Four of the plagues are similar to those that fell on Egypt, and the final two relate to Babylon. They remind us of the Exodus of God’s people from Egypt to the Promised Land and of their release from Babylon to return to their homeland. These end-time plagues prepare the way for God’s saints to be delivered from their enemies and transported to their eternal Home. In the midst of it all, Jesus says: “Blessed is he who watches, and keeps his garments, lest he walk naked and they see his shame.” As the plagues arrive, we stand clothed in the righteousness of Jesus, ready to go home. 

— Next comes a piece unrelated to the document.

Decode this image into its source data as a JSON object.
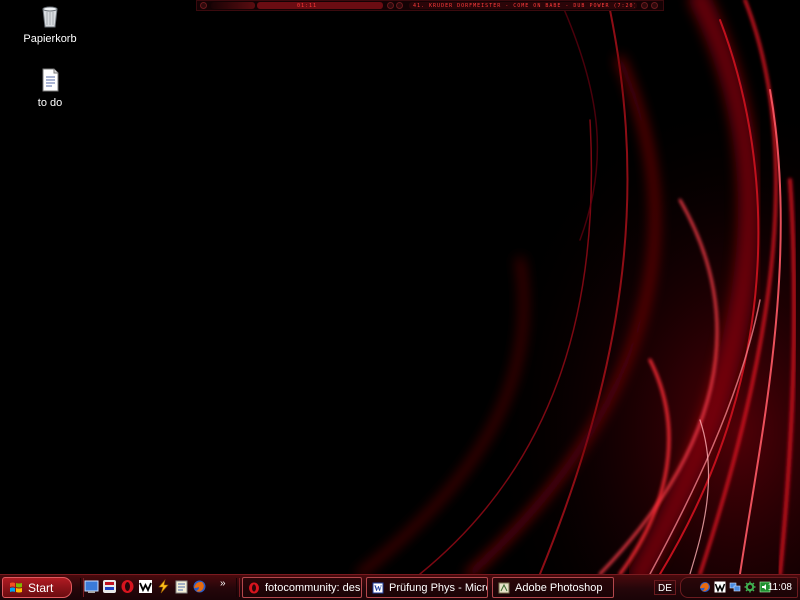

In a last-ditch effort to win the battle for control of this world, the forces of the dark side—dragon, beast and false prophet—unite to win the support of the heads of state. This international alliance targets the Lamb and his followers in the Battle of Armageddon. But “the Lamb will overcome them because he is Lord of lords and King of kings” (17:14). Consequently, the 3-fold union will disintegrate and the capital cities, the seats of government, will collapse (16:19). The final acts of judgment will include an unprecedented earthquake and massive hailstones hurtling down from the darkening skies as a voice from heaven’s throne pronounces, “It is done,” echoing the mighty cry of Calvary, “It is finished.” 
The end-time saints who survive the plagues will find Psalm 91 full of encouragement. It alludes to the plagues and the punishment of the wicked: “You shall not be afraid of the terror by night, nor of the arrow that flies by day, nor of the pestilence that walks in darkness.” As today you make Jesus your Savior and Refuge, you have nothing to fear from the future.

Garth Bainbridge
Greater Sydney Conference